- [SOURCE DATA]:
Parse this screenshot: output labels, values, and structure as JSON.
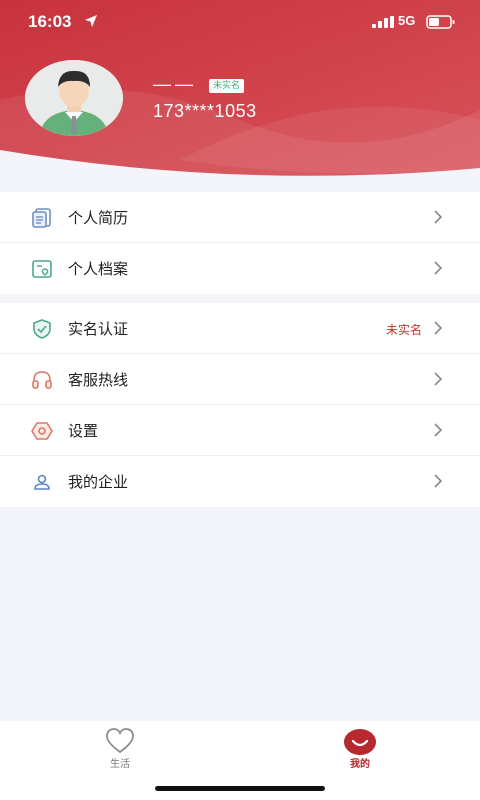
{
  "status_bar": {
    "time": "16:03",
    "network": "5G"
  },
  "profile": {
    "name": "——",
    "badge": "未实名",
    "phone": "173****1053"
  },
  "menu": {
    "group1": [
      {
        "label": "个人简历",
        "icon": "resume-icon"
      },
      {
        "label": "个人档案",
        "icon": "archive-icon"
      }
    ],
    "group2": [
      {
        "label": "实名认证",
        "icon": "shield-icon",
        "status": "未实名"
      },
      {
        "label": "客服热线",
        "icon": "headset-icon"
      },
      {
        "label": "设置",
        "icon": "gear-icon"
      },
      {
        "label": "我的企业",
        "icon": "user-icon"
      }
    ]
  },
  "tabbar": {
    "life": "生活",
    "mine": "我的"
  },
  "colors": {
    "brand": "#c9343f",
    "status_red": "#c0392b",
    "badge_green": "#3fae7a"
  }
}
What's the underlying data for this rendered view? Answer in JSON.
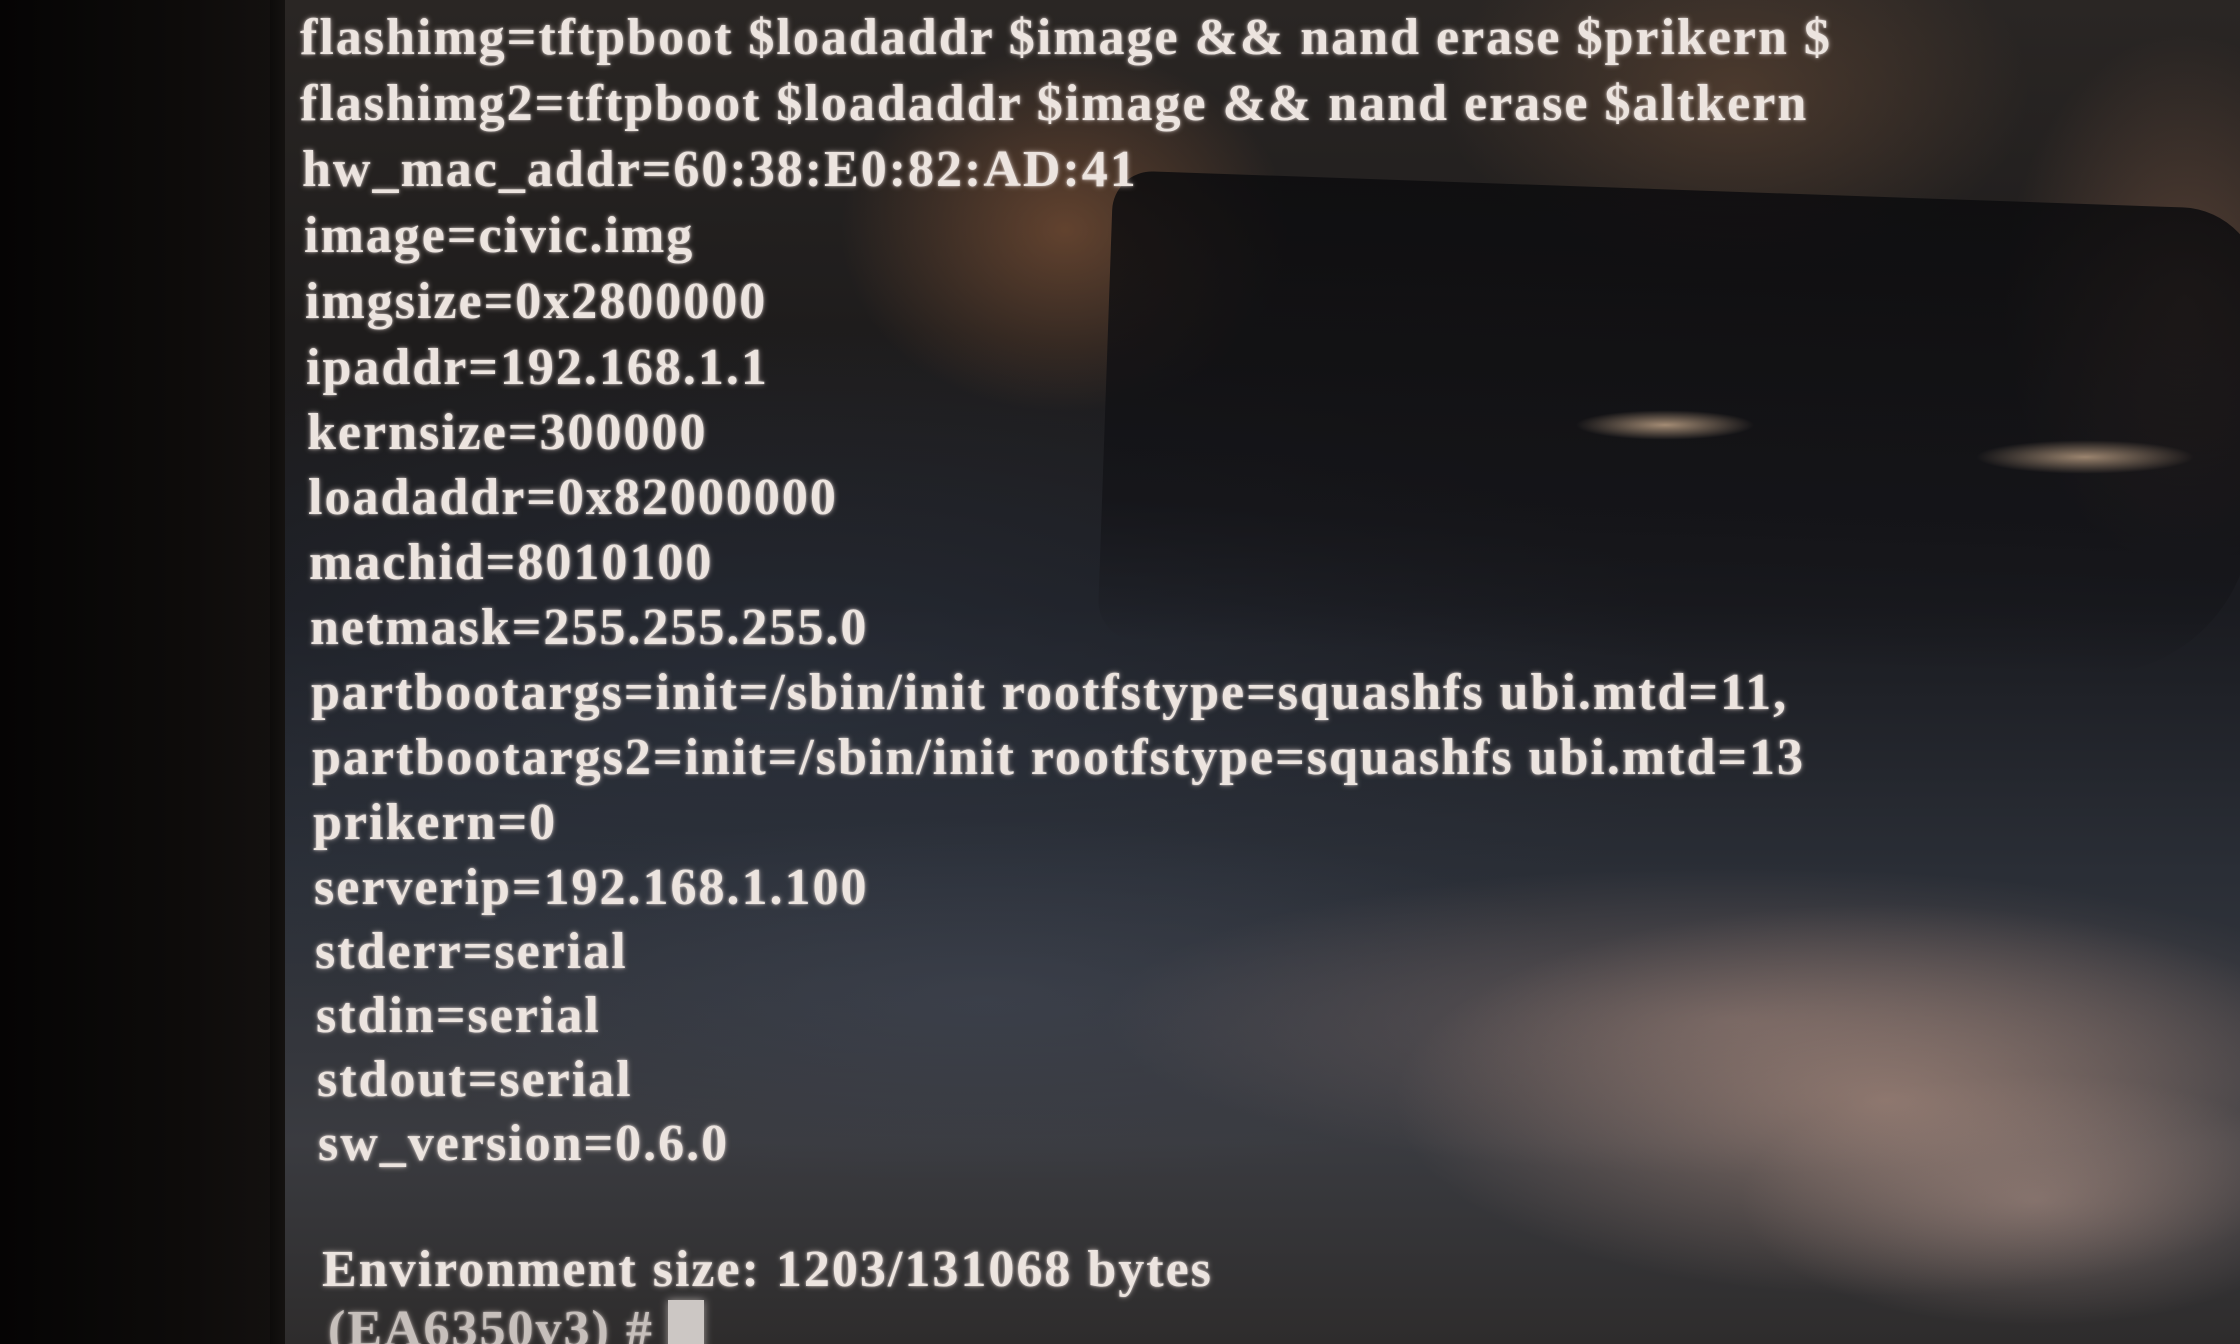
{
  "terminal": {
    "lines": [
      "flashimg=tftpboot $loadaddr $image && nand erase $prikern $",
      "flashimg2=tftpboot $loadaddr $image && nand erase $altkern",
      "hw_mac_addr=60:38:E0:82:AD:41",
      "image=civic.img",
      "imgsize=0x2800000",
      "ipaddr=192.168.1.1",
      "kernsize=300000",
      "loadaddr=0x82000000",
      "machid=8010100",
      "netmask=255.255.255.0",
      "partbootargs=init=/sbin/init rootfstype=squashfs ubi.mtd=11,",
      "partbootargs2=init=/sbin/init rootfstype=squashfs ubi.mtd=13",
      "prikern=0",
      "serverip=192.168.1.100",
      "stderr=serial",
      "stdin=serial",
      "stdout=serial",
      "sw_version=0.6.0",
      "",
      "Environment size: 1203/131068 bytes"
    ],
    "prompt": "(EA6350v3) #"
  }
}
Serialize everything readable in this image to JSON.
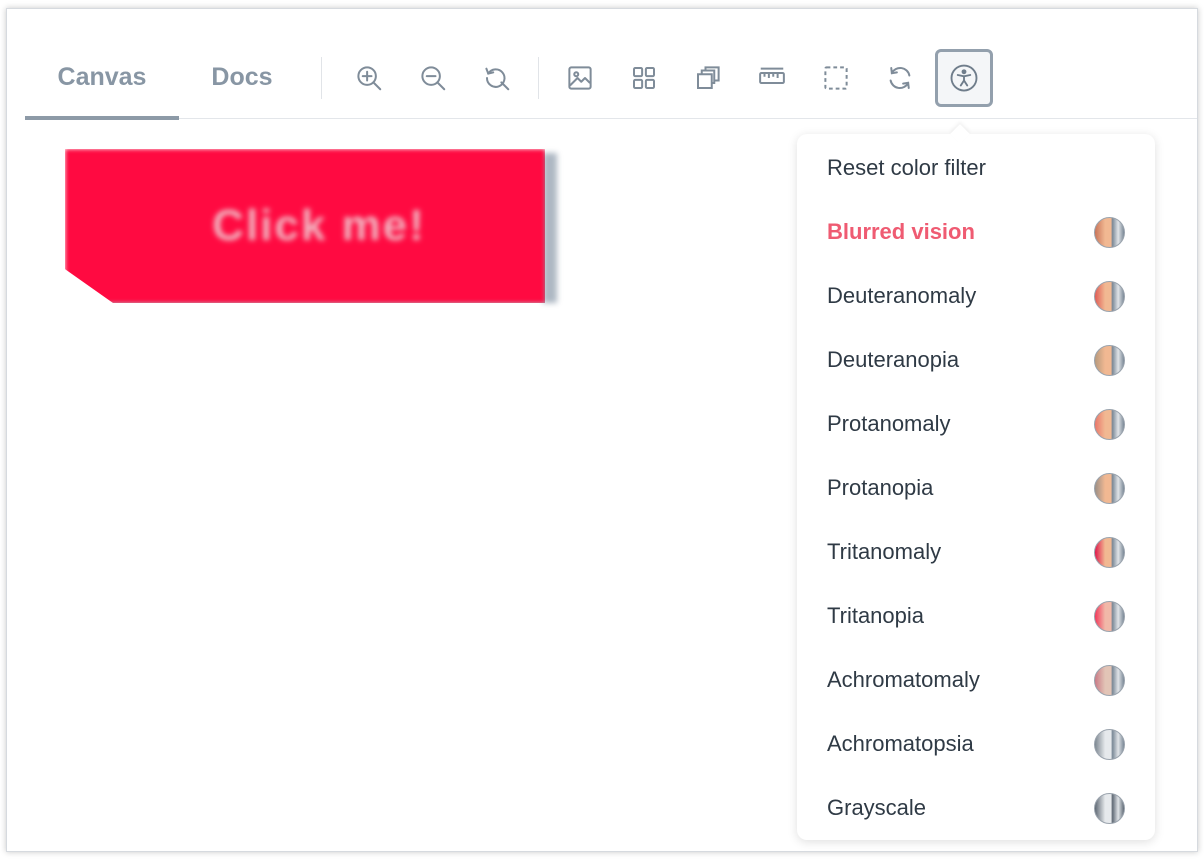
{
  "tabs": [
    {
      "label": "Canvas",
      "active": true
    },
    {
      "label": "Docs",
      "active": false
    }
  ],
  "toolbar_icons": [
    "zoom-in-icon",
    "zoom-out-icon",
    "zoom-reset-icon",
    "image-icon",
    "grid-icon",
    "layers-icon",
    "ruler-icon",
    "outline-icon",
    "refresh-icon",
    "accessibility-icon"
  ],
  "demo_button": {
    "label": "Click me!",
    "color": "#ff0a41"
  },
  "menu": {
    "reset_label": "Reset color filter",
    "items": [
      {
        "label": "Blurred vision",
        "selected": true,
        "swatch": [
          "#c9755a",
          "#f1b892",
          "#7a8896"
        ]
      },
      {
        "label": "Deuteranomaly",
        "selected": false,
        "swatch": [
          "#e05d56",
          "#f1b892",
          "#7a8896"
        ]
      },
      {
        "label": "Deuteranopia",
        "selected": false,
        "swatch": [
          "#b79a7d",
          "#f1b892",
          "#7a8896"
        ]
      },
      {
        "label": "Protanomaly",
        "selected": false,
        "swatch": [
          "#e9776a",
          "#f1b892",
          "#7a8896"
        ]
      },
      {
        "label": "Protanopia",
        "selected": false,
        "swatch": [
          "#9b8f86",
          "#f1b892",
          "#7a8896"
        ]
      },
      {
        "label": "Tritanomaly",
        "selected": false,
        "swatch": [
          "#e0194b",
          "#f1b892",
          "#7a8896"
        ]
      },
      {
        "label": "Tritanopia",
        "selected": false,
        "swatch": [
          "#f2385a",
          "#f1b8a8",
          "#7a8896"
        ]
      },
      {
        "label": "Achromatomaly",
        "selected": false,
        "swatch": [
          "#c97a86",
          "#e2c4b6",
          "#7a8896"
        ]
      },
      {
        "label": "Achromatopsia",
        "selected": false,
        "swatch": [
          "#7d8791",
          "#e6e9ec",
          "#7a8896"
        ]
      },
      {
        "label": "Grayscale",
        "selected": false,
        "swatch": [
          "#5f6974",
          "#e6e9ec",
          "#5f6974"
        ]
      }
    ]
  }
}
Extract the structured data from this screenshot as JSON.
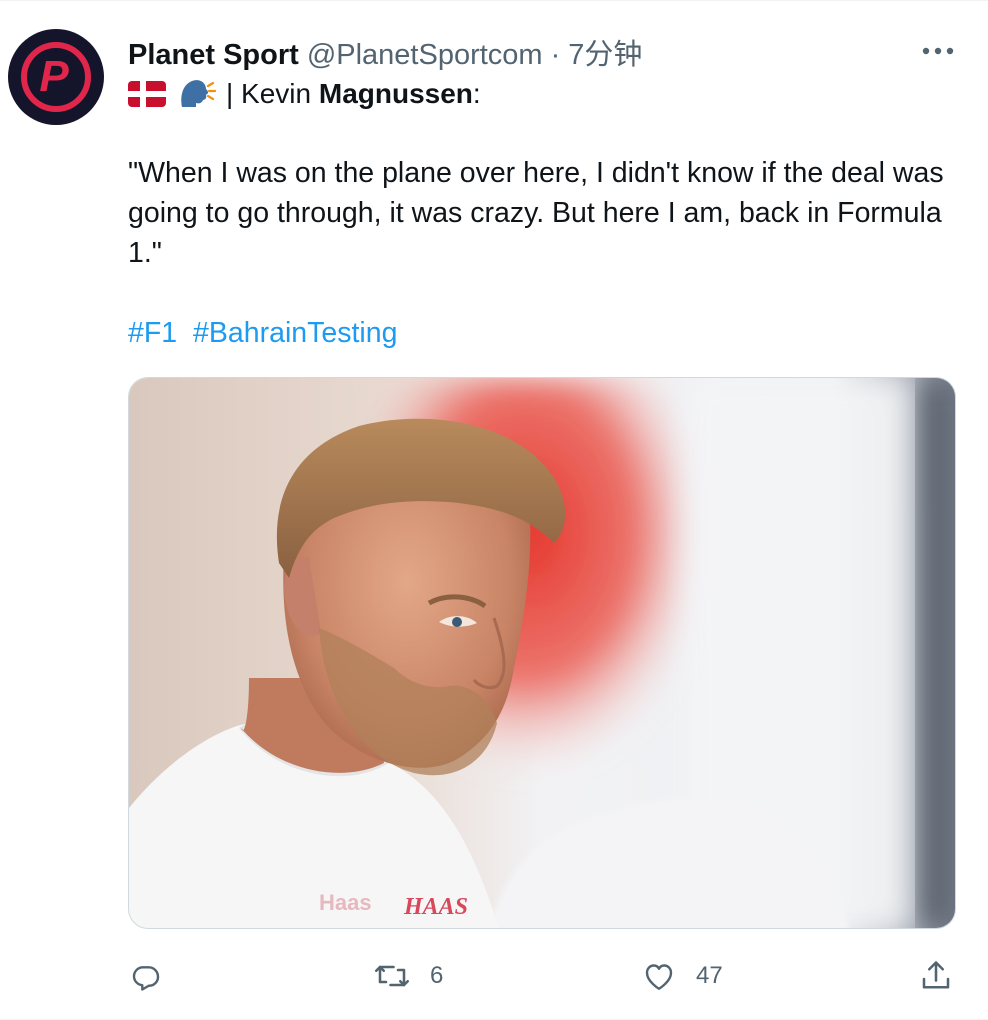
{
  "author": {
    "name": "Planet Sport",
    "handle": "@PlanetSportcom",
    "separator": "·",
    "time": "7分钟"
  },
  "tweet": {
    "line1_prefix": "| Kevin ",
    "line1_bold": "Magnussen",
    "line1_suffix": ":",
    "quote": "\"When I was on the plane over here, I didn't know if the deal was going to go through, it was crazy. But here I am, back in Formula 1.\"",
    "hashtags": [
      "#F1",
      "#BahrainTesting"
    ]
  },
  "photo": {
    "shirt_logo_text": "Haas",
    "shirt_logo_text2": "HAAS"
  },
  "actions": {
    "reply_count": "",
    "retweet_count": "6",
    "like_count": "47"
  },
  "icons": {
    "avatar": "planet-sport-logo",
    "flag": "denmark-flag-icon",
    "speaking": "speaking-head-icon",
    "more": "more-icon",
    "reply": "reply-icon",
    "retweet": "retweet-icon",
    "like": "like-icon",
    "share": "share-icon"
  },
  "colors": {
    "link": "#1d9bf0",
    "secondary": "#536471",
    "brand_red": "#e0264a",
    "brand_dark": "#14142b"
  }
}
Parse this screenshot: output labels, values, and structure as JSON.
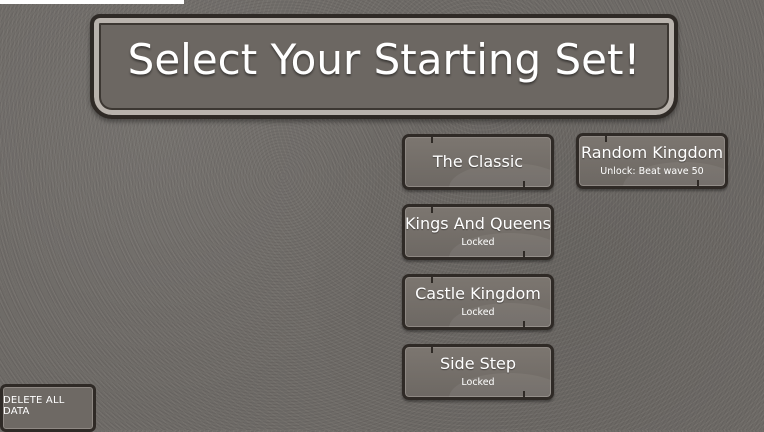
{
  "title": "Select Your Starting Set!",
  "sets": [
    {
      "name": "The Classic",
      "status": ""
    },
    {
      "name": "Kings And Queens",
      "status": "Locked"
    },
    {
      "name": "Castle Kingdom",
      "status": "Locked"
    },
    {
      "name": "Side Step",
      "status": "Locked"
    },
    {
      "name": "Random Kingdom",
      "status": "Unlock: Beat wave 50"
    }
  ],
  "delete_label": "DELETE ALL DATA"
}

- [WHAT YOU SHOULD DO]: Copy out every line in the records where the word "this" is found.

- [SOLUTION BELOW]:
Parse this screenshot: output labels, values, and structure as JSON.
What's the underlying data for this rendered view? Answer in JSON.
Serialize everything readable in this image to JSON.
Extract the structured data from this screenshot as JSON.
Parse this screenshot: output labels, values, and structure as JSON.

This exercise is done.